"It's an embarrassing bill," Duke and Team USA coach Mike Krzyzewski told USA TODAY Sports a day before the NBA's announcement. "That's all I'm going to say about it."
Steph Curry expressed concern over the action, stating, "I know how much that would have meant to the city. At the end of the day, I love Charlotte."
North Carolina Governor Pat McCrory released a strong statement in response to the NBA's decision, condemning the NBA and the other powers that be for portraying what he claims is a false analysis of the effect of HB2.
"The selective corporate elite are imposing their political will on communities in which they do business, thus bypassing the democratic and legal process. The sports and entertainment elite, Attorney General Roy Cooper and the liberal media have for months misrepresented our laws and maligned the people of North Carolina simply because most people believe boys and girls should be able to use school bathrooms, locker rooms and showers without the opposite sex present. Twenty-one other states have joined North Carolina to challenge the federal overreach by the Obama administration mandating their bathroom policies in all businesses and schools instead of allowing accommodations for unique circumstances. Left-wing special interest groups have no moral authority to try and intimidate the large majority of American parents who agree in common-sense bathroom and shower privacy for our children."
The league issued a joint statement with the Charlotte Hornets earlier in July stating it did not endorse the draft amendments to HB2 that were in the legislature, which among other items would address the conflict of transgender people who are from states that do not allow birth certificates to be altered.
The Hornets released a statement in response to the NBA's decision, which did not explicitly state the Hornets' desire to change the law. The statement did however note an "exhaustive effort from all parties to keep the event in Charlotte."

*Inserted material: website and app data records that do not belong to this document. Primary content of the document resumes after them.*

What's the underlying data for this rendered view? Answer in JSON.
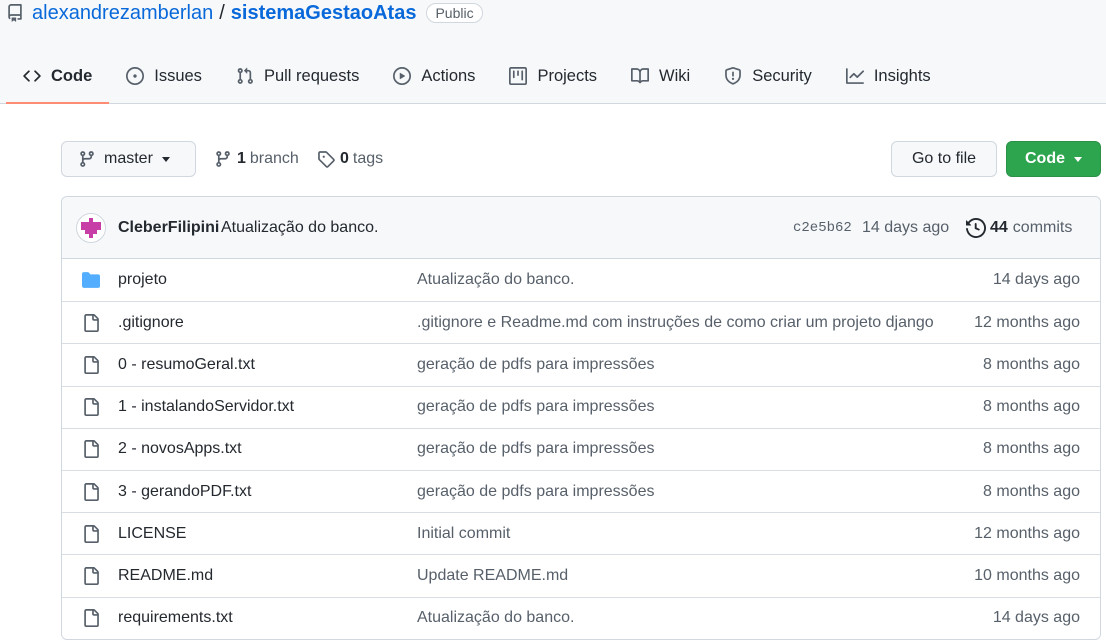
{
  "repo": {
    "owner": "alexandrezamberlan",
    "separator": "/",
    "name": "sistemaGestaoAtas",
    "visibility": "Public"
  },
  "tabs": [
    {
      "label": "Code",
      "icon": "code-icon"
    },
    {
      "label": "Issues",
      "icon": "issue-icon"
    },
    {
      "label": "Pull requests",
      "icon": "pull-request-icon"
    },
    {
      "label": "Actions",
      "icon": "play-icon"
    },
    {
      "label": "Projects",
      "icon": "project-icon"
    },
    {
      "label": "Wiki",
      "icon": "book-icon"
    },
    {
      "label": "Security",
      "icon": "shield-icon"
    },
    {
      "label": "Insights",
      "icon": "graph-icon"
    }
  ],
  "toolbar": {
    "branch": "master",
    "branches_count": "1",
    "branches_label": "branch",
    "tags_count": "0",
    "tags_label": "tags",
    "go_to_file": "Go to file",
    "code_button": "Code"
  },
  "commit": {
    "author": "CleberFilipini",
    "message": "Atualização do banco.",
    "sha": "c2e5b62",
    "age": "14 days ago",
    "count": "44",
    "count_label": "commits"
  },
  "files": [
    {
      "type": "folder",
      "name": "projeto",
      "message": "Atualização do banco.",
      "age": "14 days ago"
    },
    {
      "type": "file",
      "name": ".gitignore",
      "message": ".gitignore e Readme.md com instruções de como criar um projeto django",
      "age": "12 months ago"
    },
    {
      "type": "file",
      "name": "0 - resumoGeral.txt",
      "message": "geração de pdfs para impressões",
      "age": "8 months ago"
    },
    {
      "type": "file",
      "name": "1 - instalandoServidor.txt",
      "message": "geração de pdfs para impressões",
      "age": "8 months ago"
    },
    {
      "type": "file",
      "name": "2 - novosApps.txt",
      "message": "geração de pdfs para impressões",
      "age": "8 months ago"
    },
    {
      "type": "file",
      "name": "3 - gerandoPDF.txt",
      "message": "geração de pdfs para impressões",
      "age": "8 months ago"
    },
    {
      "type": "file",
      "name": "LICENSE",
      "message": "Initial commit",
      "age": "12 months ago"
    },
    {
      "type": "file",
      "name": "README.md",
      "message": "Update README.md",
      "age": "10 months ago"
    },
    {
      "type": "file",
      "name": "requirements.txt",
      "message": "Atualização do banco.",
      "age": "14 days ago"
    }
  ]
}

The NBA joins a list of major corporate powers to pull their business from North Carolina in response to the bill. In April, Bruce Springsteen cancelled his show in Greensboro in protest of the bill. 90 major business leaders signed a letter to Governor McCrory in partnership with the Human Rights Campaign and Equality NC condemning the law as unjust discrimination. Bank of America, the most prominent company in North Carolina, additionally came out in support of repealing HB2.
The Obama administration is suing the state on the grounds of unconstitutional discrimination, while the administration is being countersued for its guidance on transgender bathroom protections in public schools as mentioned in the Governor's statement.
The NBA's decision will tighten the screws on the Governor and conservative leadership in the state legislature. All-Star weekend is a significant economic showcase for its host city and its absence will have significant consequences for the state's ability to attract external investment and new job production. While the NBA's caveat that Charlotte will be reconsidered in 2019 for hosting duties could damper the effectiveness of this move, the NBA's conviction in its role as a leader in social progress is standing the test of time.